Goal of the exercise
Extract every line below that contains the word "title".

Dataset rows for apps and sites
========

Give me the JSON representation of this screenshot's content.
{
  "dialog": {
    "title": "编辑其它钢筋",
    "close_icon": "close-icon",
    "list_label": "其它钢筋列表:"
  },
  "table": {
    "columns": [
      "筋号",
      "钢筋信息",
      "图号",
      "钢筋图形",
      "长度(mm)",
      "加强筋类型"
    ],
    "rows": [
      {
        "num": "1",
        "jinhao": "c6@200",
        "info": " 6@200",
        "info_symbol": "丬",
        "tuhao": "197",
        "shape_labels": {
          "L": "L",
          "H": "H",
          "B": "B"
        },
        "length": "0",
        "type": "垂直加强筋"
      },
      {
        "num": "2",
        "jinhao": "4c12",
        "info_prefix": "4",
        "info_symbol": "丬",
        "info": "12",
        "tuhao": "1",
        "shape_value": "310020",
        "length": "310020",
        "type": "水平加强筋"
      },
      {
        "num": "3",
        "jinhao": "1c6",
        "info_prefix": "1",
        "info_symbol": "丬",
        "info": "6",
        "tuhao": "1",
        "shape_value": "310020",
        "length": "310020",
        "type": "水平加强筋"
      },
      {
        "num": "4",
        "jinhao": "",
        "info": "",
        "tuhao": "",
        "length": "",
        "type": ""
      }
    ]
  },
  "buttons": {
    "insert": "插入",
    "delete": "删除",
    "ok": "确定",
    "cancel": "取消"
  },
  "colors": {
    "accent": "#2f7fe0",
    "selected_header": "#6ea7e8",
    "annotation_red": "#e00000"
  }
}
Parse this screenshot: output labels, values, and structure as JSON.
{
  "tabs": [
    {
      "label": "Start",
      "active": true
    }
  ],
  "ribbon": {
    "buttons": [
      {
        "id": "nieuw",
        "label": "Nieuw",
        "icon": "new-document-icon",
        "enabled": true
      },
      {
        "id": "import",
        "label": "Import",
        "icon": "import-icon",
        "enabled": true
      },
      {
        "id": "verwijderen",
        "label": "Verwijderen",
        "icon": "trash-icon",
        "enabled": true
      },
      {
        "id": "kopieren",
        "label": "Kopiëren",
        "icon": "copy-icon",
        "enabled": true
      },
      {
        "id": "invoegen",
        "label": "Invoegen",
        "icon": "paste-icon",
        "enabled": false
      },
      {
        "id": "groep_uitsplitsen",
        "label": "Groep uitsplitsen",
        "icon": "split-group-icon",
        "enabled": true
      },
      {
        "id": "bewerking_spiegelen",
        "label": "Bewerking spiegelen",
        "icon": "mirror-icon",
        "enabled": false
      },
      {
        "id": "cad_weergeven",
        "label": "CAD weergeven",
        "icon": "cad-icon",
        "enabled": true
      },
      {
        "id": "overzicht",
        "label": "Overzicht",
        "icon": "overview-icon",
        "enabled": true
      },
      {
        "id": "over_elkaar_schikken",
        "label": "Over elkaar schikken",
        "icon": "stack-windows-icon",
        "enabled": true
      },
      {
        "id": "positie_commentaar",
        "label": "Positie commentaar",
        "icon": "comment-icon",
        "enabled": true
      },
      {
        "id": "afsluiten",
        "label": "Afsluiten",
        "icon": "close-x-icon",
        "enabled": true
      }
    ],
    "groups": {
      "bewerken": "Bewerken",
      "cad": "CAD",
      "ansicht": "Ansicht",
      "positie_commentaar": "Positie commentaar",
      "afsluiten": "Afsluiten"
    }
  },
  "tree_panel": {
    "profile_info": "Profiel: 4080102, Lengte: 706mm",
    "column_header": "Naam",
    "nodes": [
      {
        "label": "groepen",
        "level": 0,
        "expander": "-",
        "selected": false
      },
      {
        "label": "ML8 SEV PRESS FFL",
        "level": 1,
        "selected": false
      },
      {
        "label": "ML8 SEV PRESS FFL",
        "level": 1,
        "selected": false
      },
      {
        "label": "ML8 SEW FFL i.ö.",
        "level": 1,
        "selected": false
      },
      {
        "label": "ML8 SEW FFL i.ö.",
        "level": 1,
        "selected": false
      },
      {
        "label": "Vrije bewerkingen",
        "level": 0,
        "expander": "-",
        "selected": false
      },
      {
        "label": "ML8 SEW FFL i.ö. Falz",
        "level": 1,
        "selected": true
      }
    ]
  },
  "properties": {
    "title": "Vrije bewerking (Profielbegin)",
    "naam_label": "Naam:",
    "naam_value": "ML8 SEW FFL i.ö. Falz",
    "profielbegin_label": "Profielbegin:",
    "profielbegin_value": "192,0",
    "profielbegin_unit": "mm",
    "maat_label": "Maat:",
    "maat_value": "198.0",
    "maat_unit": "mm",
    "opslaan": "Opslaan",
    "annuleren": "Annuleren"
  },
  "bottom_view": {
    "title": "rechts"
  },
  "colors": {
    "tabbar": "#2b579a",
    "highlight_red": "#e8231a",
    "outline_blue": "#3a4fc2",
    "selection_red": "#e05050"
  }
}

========

Written answer
    "title": "编辑其它钢筋",
    "title": "Vrije bewerking (Profielbegin)",
    "title": "rechts"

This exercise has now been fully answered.